Alumna’s photographs uncover intimacy, hidden stories behind locations
Emma Elizabeth Tillman’s photography is inspired by specific locations, whether outside or inside the home. The UCLA alumna said she is drawn to areas that have a feeling of moodiness, as well as places that are sunny and light. (Courtesy of Emma Elizabeth Tillman)
By Linda Xu
Oct. 1, 2018 11:24 p.m.
Father John Misty once remarked that his wife Emma Elizabeth Tillman was born with a “disco ball soul.”
The offhanded comment became the title of Tillman’s book of original photographs released in 2017 that she said was a collection of memories reflected outward.
Accompanied by writings and diary entries, the photographs spanned a 10-year period of the UCLA alumna’s life, starting with a trip she took to Brittany, France, at 21 years old. Tillman, also a filmmaker who studied directing at UCLA, recently appeared on the “Criterion Now” podcast to discuss her breadth of work. In the episode, she emphasized the role locations have in her photography, both outside and inside the home..

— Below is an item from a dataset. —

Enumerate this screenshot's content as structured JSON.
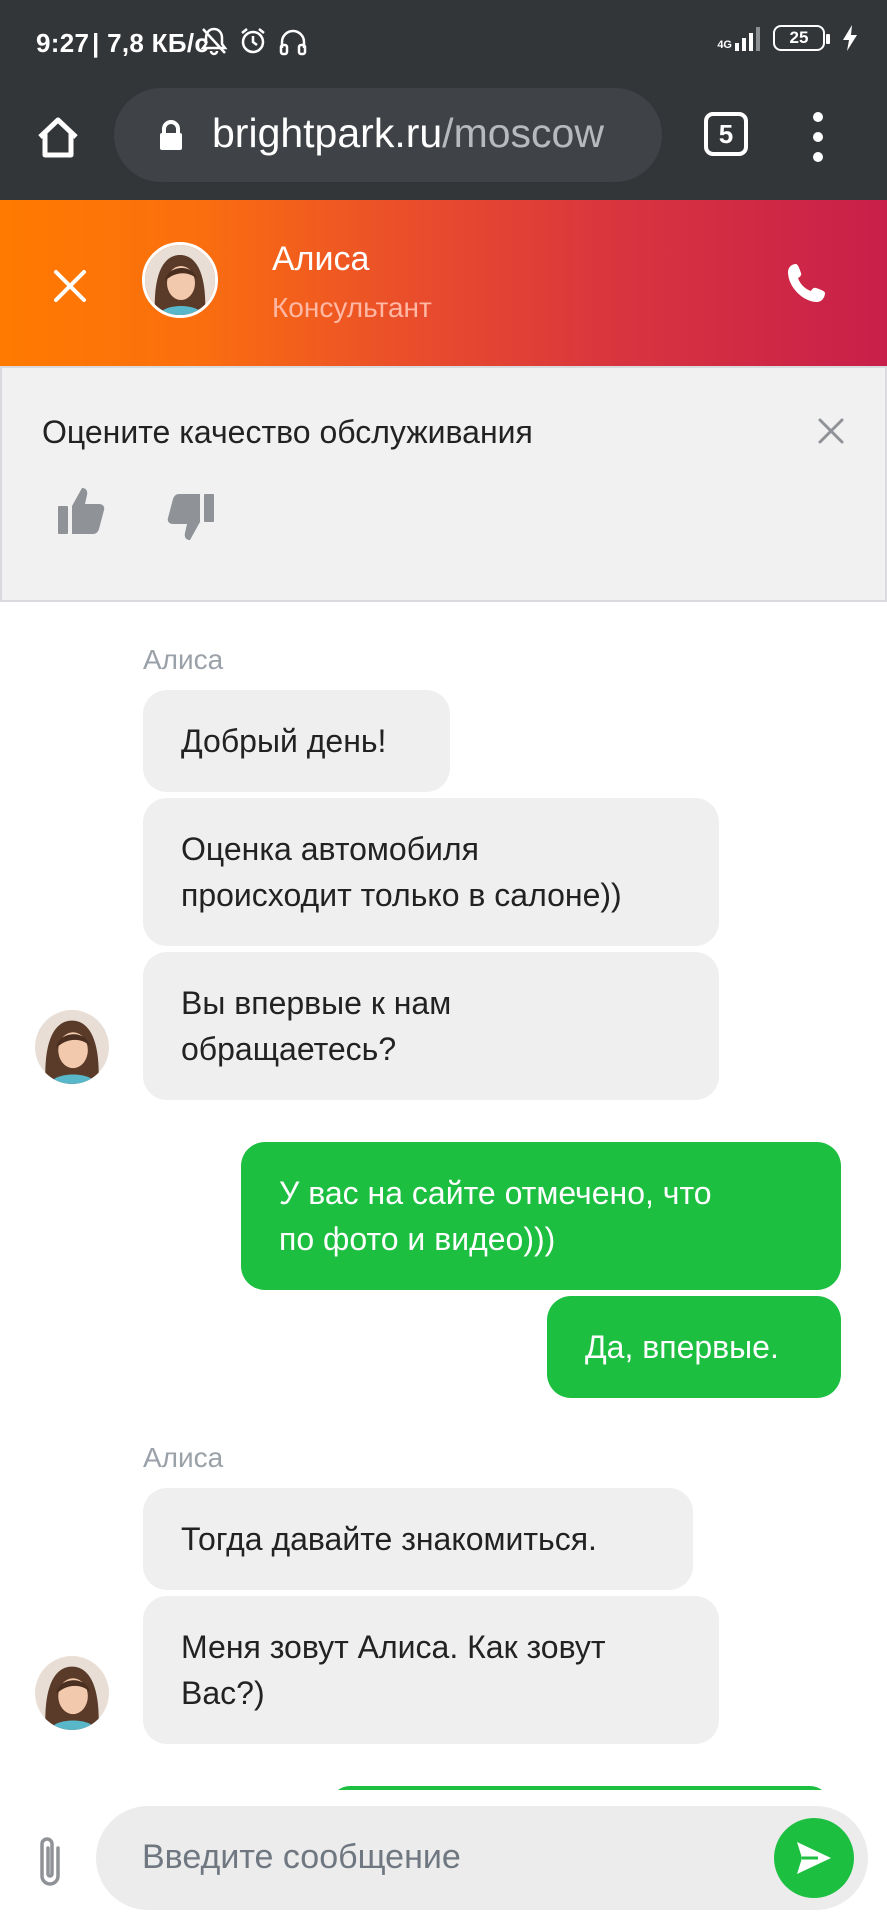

“I’ve always had a very strong sense of place, and that place and time mean something very specific and change the atmosphere of how you perceive things,” Tillman said.
She said her favorite places contain a kind of moodiness, like the stormy, cold climate of Brittany. The oceanside town was also the place where Tillman reinvigorated her passion for photography – she took her first film photography class when she was 14 using her mother’s camera, but her interest waned in her late teenage years. Tillman said she is also drawn to the mysterious side of places typically regarded as sunny and light, such as Fiji and Jamaica. She speculated that her childhood may have played a part in her desire to seek out the undersides of such locations.
“When I was a child I wanted so badly to uncover a hidden world that no one else knew existed. I wanted to step into the wardrobe and have it be a different world, and the longing for that was so intense,” she said. “So in a way, it’s trying to relive that part of my childhood that wanted that to be real and as an adult understanding that it is real to a certain extent.”
When she first started using a camera, Tillman said she would photograph her backyard or take self-portraits in her bedroom, shooting whatever was around her. The home environment still plays a large part in her photography, and Tillman’s love of travel has taken her to homes around the world. Pictures on her Instagram and online portfolio depict images of herself in London bathrooms and a pair of hands washing carrots in a tiled kitchen sink in Santa Barbara.
Amanda Charchian, a photographer and friend of Tillman’s, said she senses a feeling of closeness or comfort in the pictures Tillman took of her father’s shed in Santa Barbara; some display hats hanging off the wall or rattan furniture draped in textiles. She said Tillman’s images reflect her intimate, sensitive nature and have a sort of consistency to them, as she doesn’t change the lens she uses to photograph.
“I just feel like there’s a true intimacy there that is characteristic of family,” Charchian said. “And I think that one thing about (Tillman) is that she treats people that she loves, everyone, like family. She’s very loving and a nurturing person and I think that comes through the pictures.”
Tillman said she especially likes capturing everyday objects that have a tinge of eccentricity to them, whether or not the owner is aware of it. As people move toward a more-homogenized existence facilitated by technology, Tillman said she appreciates the inventiveness of using objects to solve small, mundane problems, such as how to keep a gate closed. In a moment she caught on photograph, the owner of the gate fastened a milk jug filled with water to its edge in lieu of purchasing a proper counterweight.
“The touching and the placement and the life of an object is imbued with energy by its owner,” she said. “I think that I try to uncover those things and see how also the quotidian can be elevated. It doesn’t have to be boring.”
Aaron West, the host of the podcast episode Tillman appeared on, said he discovered her in part through Father John Misty’s songs, in which she is often the subject. West said he thinks Tillman captures the beauty in ordinary things – in a photograph of a cemetery, she focused not just on the headstones but also on the trees and sky above.
“(Her photographs) could be paintings, a lot of them,” West said.
Tillman said she’s also interested in photographing the insides of houses that belonged to other artists, such as English painter Vanessa Bell and Italian architect Carlo Mollino, which have been preserved since their deaths, making them kinds of museums in their own right. Though she produces still images of still settings, Tillman said her photographs must tell a story about the place. Thematically, she seeks to evoke a feeling of belonging, or an absence of that feeling, an absence of home.
“(Photography is) not necessarily a passive artistic medium because I think it really sparks the imagination into telling a story about what may have happened, what may have transpired or what may be just outside the frame,” she said.